#### [What the exercise asks]
Please report how many lines in these records contain the string "active", and give nothing besides the number.

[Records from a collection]

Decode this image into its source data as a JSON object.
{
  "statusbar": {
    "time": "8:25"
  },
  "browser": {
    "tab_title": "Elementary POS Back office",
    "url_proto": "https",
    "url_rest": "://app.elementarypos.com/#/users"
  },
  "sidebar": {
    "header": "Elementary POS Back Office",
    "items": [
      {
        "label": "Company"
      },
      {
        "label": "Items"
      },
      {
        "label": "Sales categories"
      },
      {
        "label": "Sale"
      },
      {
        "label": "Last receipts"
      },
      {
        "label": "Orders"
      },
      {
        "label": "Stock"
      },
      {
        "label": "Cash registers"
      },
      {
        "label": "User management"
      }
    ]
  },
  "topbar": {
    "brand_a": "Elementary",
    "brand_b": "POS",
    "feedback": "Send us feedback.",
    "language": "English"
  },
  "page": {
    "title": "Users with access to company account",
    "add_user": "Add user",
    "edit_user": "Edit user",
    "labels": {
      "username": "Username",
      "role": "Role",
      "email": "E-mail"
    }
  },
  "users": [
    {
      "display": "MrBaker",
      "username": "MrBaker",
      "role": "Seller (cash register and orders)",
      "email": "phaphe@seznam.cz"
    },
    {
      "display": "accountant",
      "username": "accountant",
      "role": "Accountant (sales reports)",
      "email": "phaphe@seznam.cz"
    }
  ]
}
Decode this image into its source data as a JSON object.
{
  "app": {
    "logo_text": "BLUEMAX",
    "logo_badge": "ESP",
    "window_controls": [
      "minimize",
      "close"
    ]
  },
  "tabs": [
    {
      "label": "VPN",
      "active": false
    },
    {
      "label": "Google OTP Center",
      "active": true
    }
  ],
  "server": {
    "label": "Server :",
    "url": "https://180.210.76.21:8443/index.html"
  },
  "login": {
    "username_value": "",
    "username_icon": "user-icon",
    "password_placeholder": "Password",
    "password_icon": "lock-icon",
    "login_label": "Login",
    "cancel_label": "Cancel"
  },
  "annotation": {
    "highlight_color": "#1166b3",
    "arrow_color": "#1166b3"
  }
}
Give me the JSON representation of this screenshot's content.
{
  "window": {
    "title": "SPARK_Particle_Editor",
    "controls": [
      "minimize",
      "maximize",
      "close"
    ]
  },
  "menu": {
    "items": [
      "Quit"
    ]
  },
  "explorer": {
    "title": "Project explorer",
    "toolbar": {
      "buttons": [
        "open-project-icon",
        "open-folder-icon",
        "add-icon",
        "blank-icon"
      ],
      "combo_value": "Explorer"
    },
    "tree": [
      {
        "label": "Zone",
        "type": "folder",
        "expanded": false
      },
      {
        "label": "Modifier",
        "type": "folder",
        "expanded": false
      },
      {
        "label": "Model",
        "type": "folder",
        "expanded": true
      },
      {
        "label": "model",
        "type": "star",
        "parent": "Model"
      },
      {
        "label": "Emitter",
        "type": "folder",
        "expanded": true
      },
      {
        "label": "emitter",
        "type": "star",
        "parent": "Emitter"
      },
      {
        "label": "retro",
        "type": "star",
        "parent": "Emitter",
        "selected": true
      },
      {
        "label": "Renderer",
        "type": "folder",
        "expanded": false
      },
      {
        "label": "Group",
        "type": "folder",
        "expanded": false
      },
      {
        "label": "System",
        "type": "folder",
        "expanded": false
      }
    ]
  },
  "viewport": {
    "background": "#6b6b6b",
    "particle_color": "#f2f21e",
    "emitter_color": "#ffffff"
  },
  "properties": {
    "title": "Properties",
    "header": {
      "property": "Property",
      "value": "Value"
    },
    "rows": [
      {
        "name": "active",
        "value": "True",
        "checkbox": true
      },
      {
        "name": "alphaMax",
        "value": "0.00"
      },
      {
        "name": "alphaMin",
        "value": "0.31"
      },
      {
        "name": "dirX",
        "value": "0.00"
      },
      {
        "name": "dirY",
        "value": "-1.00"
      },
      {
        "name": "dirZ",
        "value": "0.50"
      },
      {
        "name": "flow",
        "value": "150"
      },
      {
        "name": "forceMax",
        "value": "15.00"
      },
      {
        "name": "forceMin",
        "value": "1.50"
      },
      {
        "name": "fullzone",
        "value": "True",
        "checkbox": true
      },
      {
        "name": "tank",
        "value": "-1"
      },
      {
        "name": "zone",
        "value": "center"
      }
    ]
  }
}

#### [Written response]
3